Missouri is widely referred to as the premier bellwether state in presidential politics, having voted for the winning candidate in 25 out of 26 elections from 1904 to 2004. But Missouri isn't the only state with a remarkable record of voting with the majority of the country. Tennessee voted for the eventual winner in all but two elections between 1912 and 2004 -- its only aberrations coming in 1960 when it voted for Richard Nixon and 1924 when it chose John Davis over Calvin Coolidge.

While recent polling shows Missouri in play for both candidates this year, it's already clear which direction Tennessee is leaning -- away from Barack Obama, whom national polling indicates is favored to be the next president.

"The state seems poised to lose its status as a bellwether state this year," says Mark E. Byrnes, a political scientist at Middle Tennessee State University. "Barack Obama trails in Tennessee and few observers give him much chance of winning here. In general, the state appears to be trending more Republican, in part because of rapid population growth in white-collar suburban communities."

Franklin D. Roosevelt and other Democrats consistently won Tennessee in the first half of the 20th century. But after 1952 the only Democrats the state has supported for president have been those from south of the Mason-Dixon line. "The Democratic presidential candidates who have carried Tennessee in recent decades have been Bill Clinton and Jimmy Carter, Southern moderates," Mr. Byrnes points out. "Candidates who appear too liberal, like Obama -- or even native son Al Gore in 2000 -- have difficulty here."

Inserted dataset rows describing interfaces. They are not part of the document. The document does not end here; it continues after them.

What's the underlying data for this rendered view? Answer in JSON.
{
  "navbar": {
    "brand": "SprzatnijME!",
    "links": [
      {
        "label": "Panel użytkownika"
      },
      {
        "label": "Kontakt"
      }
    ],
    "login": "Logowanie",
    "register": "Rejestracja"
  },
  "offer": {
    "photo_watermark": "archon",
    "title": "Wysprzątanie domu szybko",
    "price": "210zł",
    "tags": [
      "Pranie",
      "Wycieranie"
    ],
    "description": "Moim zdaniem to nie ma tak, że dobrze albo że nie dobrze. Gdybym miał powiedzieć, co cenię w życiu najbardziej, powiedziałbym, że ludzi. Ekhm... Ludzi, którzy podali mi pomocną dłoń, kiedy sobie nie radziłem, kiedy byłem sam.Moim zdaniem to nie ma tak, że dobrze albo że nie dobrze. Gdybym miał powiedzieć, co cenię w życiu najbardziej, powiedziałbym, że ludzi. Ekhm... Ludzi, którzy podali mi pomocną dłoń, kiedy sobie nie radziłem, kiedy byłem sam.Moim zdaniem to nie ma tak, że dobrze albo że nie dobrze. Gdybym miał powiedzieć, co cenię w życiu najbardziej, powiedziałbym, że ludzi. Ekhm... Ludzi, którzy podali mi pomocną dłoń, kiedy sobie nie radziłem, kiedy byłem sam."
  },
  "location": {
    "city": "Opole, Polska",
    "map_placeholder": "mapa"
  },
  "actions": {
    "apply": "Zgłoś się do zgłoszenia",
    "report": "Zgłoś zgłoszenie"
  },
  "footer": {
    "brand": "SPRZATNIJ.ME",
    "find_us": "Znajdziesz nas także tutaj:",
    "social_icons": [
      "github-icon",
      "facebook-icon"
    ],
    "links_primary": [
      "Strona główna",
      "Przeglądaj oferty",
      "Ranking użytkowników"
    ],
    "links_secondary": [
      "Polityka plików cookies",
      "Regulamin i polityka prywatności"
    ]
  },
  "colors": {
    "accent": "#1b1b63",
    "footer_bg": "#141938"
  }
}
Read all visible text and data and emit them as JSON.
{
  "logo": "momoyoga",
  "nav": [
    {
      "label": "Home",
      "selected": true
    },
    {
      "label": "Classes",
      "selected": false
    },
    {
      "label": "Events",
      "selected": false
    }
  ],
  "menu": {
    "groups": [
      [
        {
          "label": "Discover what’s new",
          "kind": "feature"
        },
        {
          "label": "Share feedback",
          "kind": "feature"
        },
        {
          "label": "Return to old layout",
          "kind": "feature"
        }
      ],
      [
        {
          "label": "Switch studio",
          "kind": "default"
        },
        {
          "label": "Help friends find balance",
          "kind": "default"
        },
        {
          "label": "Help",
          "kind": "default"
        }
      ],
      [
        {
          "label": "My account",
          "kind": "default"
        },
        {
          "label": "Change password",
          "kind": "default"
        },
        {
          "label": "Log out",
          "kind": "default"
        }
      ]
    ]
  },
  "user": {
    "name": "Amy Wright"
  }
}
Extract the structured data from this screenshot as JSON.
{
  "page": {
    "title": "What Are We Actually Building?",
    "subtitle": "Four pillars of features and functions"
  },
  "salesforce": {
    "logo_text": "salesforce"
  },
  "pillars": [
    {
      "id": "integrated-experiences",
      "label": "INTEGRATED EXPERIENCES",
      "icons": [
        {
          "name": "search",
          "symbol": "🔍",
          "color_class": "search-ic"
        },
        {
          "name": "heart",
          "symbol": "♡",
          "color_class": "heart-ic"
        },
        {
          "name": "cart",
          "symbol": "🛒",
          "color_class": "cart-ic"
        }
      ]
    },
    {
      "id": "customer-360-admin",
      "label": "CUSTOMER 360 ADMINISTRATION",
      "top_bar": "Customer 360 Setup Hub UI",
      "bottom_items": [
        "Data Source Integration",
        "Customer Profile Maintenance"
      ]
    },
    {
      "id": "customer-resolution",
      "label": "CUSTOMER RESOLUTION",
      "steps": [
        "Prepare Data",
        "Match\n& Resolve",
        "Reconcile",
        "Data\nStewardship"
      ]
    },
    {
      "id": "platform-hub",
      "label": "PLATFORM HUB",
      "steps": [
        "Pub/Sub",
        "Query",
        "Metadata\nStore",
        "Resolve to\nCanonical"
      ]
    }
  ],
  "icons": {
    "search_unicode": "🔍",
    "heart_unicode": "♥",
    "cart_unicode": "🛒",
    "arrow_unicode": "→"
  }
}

Should both Missouri and Tennessee end up voting for the loser in 2008, it may be just another sign that a dramatic realignment of U.S. politics is underway.